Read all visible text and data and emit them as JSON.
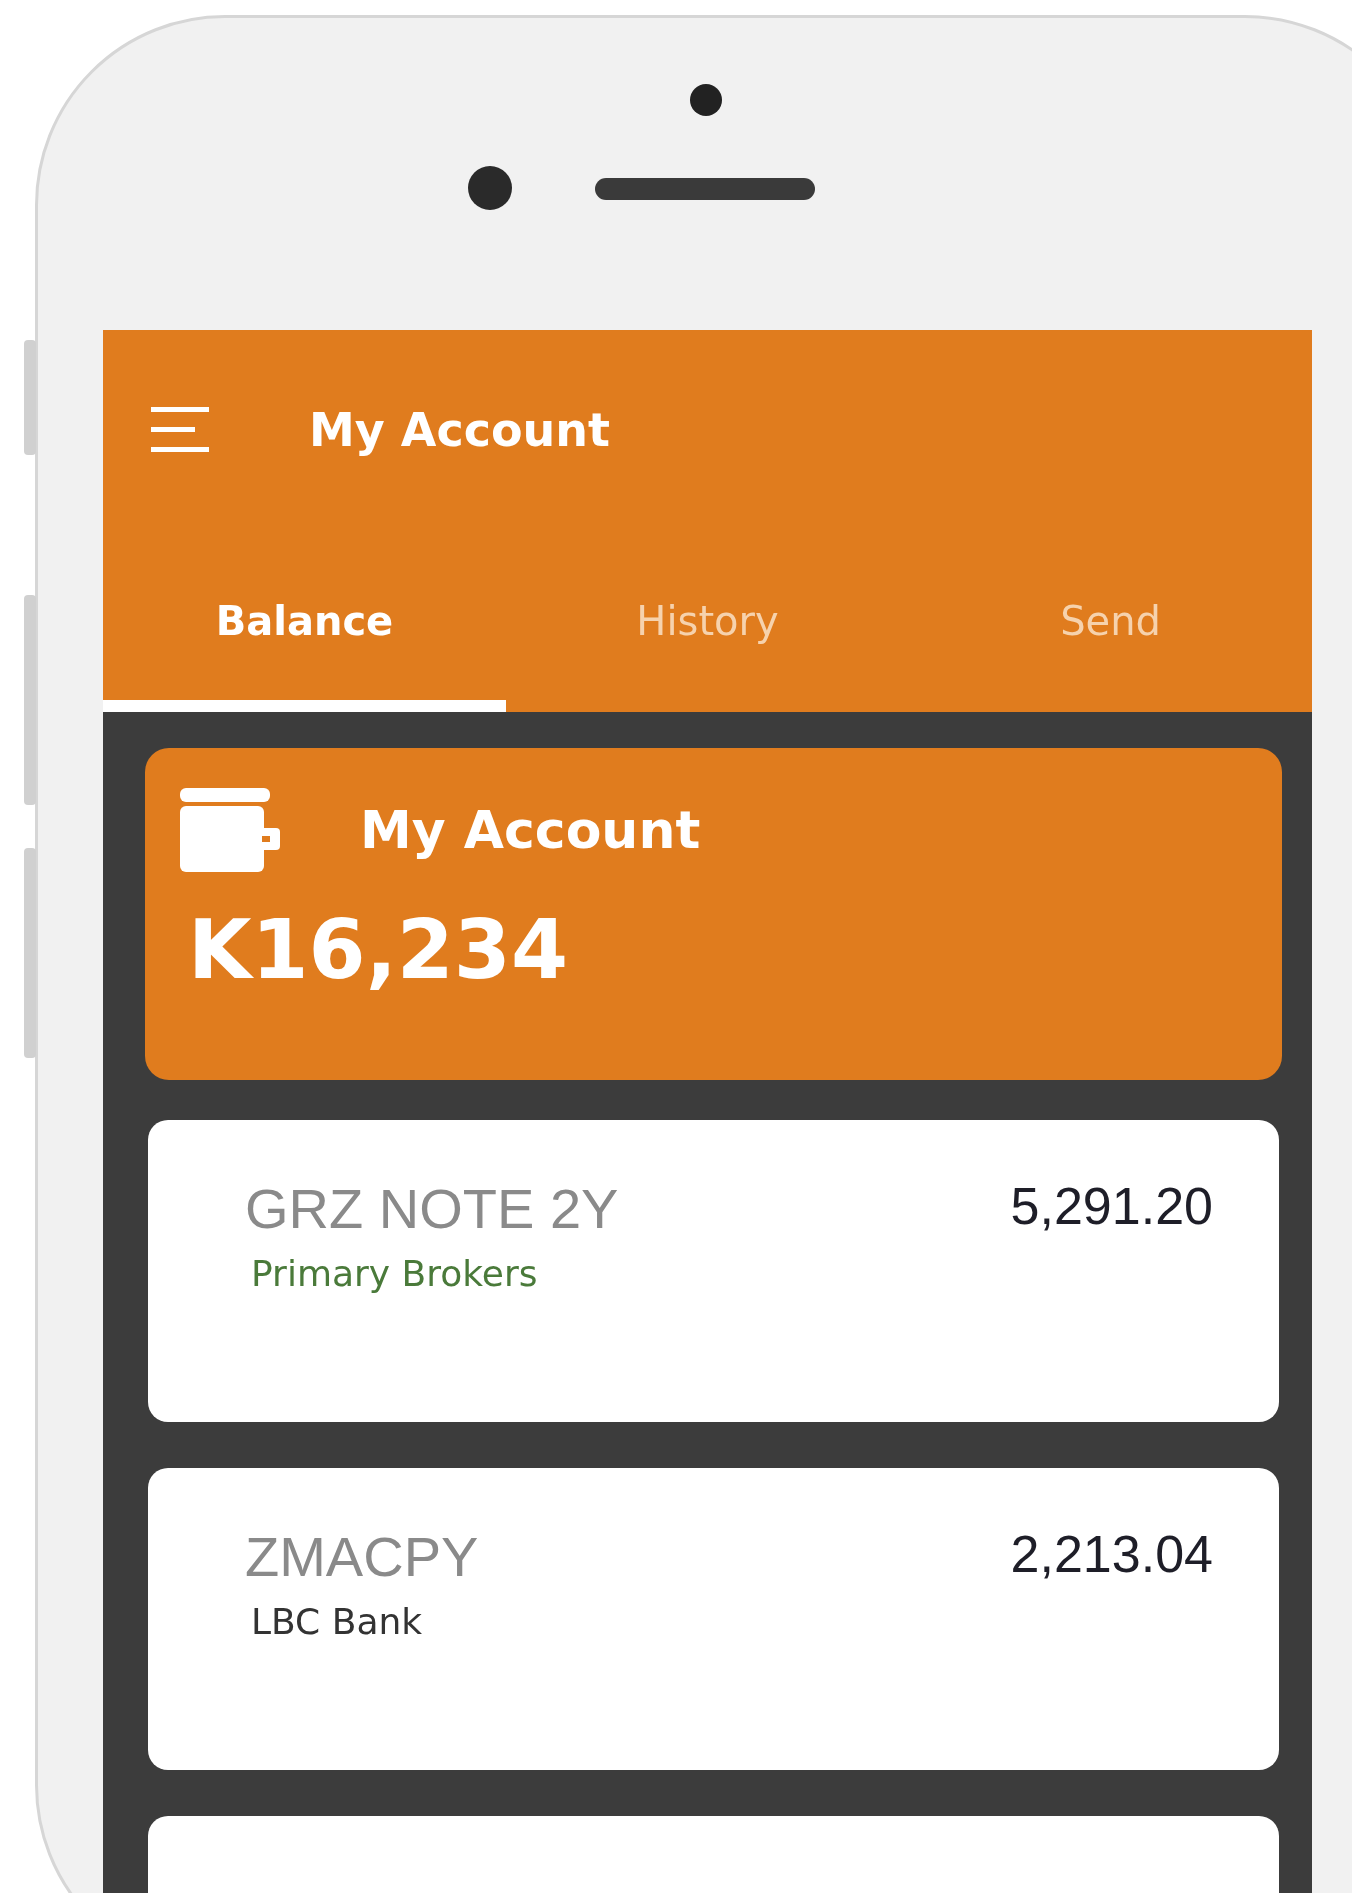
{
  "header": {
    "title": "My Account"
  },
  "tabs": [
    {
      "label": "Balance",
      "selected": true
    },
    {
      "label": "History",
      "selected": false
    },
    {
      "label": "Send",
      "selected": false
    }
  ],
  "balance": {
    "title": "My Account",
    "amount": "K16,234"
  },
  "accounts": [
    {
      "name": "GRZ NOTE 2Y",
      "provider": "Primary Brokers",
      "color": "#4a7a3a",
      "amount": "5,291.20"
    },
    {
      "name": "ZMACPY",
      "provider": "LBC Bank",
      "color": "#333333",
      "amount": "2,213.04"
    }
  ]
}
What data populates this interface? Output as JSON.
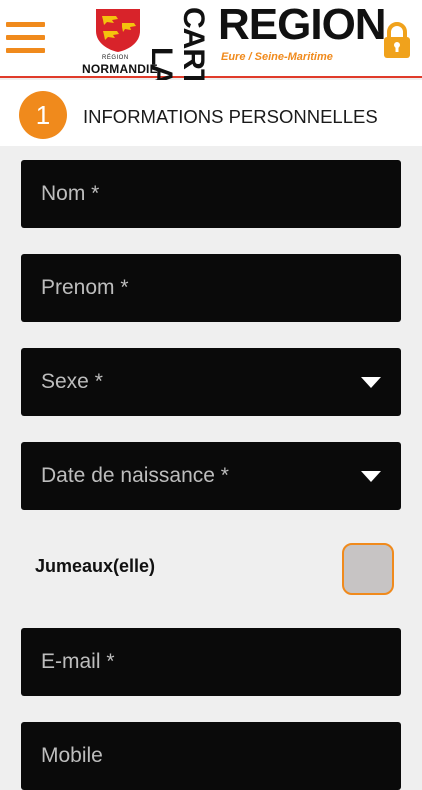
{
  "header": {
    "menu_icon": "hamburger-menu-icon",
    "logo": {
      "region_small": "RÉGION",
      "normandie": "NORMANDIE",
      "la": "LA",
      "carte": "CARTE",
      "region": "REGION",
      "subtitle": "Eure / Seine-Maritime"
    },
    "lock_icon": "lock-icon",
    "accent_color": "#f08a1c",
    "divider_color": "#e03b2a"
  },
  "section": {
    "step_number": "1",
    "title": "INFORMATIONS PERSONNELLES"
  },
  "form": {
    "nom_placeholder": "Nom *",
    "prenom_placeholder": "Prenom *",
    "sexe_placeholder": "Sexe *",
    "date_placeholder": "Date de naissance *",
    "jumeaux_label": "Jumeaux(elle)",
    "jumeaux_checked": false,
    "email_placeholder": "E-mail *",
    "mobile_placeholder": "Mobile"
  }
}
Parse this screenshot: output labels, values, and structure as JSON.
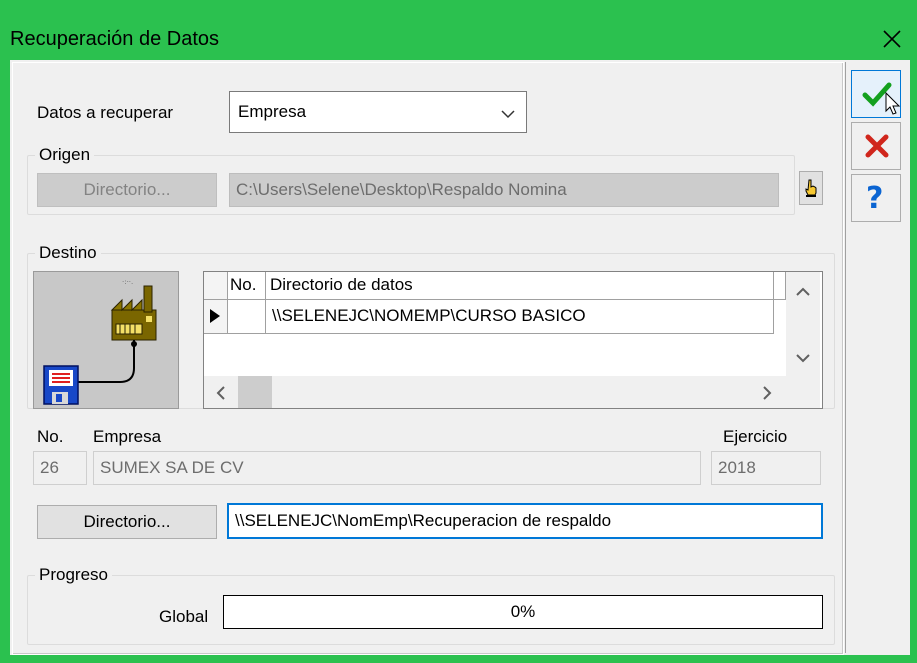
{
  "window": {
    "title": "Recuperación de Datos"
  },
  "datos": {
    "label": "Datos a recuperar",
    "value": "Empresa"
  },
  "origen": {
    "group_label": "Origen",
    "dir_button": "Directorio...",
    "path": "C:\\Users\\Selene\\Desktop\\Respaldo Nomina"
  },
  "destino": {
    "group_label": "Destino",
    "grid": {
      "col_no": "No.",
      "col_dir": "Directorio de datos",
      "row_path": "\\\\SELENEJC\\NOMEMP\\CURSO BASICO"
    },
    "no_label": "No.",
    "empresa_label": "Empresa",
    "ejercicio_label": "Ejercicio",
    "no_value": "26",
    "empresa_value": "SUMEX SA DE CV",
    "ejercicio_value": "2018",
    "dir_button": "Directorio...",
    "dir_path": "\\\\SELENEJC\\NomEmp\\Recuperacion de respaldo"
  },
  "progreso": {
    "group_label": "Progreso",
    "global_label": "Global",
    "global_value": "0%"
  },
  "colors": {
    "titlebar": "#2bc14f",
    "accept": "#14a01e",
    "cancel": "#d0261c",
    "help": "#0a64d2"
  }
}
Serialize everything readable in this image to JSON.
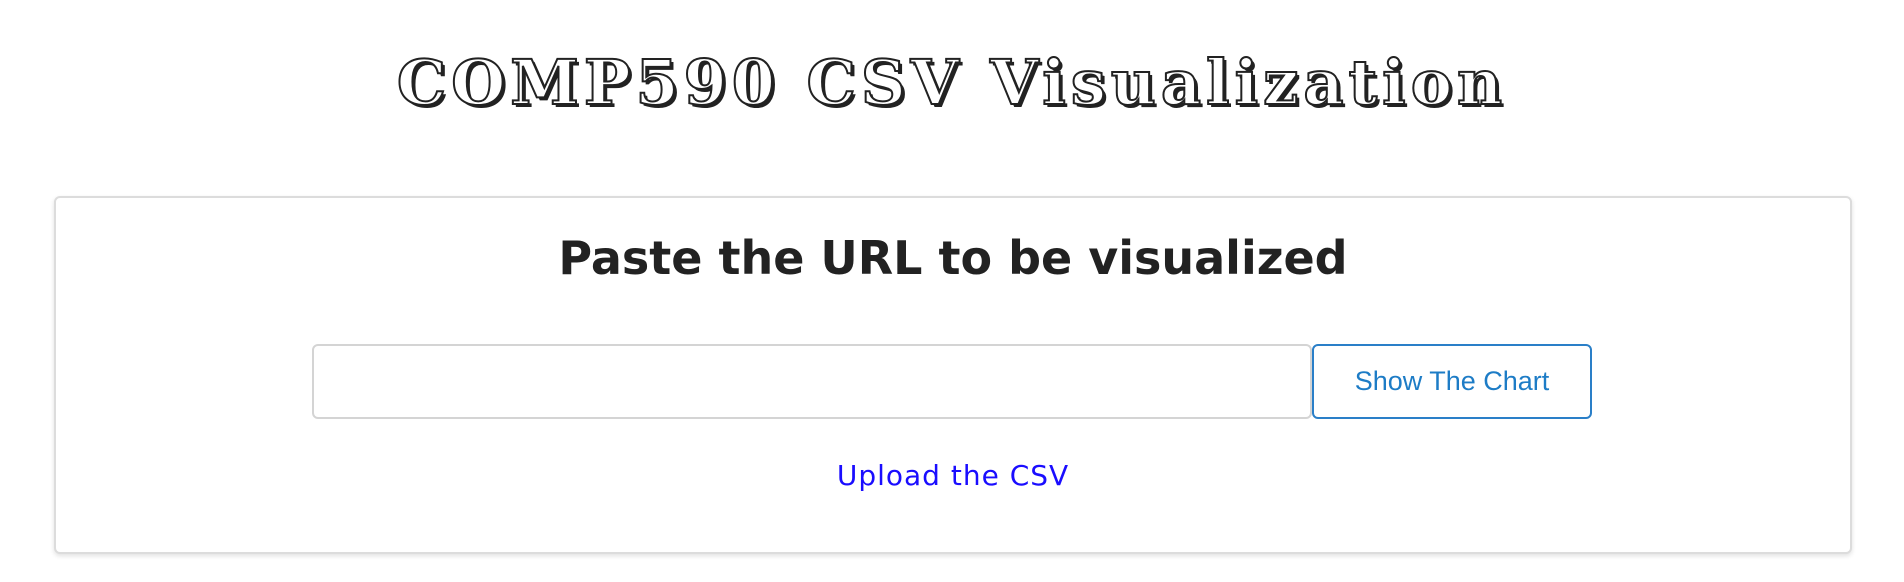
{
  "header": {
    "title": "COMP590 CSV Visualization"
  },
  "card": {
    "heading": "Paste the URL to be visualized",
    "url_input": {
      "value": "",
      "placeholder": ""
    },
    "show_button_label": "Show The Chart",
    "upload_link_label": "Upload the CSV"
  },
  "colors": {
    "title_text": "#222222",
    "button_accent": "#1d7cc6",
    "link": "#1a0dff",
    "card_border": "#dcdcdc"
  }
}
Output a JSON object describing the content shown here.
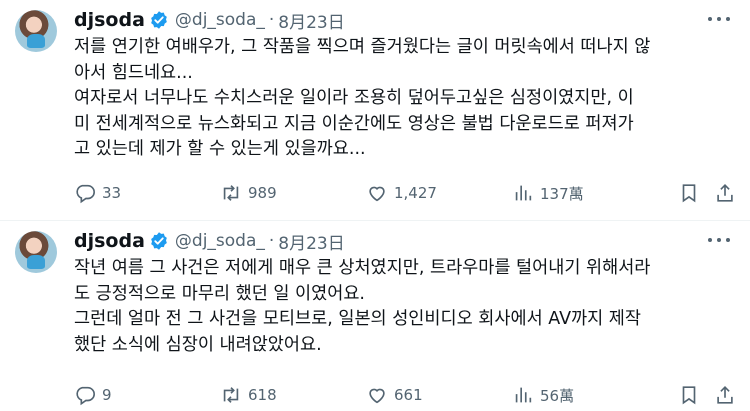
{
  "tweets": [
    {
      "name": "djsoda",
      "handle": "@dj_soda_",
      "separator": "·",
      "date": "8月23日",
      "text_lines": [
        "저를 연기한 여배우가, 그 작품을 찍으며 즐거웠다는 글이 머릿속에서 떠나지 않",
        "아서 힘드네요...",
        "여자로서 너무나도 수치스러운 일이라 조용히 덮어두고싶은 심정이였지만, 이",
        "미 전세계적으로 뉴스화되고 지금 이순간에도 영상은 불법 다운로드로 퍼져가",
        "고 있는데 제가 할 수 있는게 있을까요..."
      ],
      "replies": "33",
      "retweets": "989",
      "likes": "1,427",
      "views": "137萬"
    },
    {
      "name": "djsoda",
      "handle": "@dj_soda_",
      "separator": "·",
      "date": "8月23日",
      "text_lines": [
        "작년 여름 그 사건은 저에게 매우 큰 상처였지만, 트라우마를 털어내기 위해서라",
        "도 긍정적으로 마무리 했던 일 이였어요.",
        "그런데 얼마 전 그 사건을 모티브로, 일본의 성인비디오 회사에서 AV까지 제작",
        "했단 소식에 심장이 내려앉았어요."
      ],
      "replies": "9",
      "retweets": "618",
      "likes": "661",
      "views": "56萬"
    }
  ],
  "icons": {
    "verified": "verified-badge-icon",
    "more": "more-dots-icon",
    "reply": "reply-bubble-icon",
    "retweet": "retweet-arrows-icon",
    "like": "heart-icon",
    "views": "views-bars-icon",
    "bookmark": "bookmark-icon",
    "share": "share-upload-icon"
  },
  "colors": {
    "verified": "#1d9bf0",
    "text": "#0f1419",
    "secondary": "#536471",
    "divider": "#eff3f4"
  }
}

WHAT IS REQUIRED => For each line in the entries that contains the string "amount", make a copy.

RESULT FOR THIS EXERCISE =>
    "amount": "K16,234"
      "amount": "5,291.20"
      "amount": "2,213.04"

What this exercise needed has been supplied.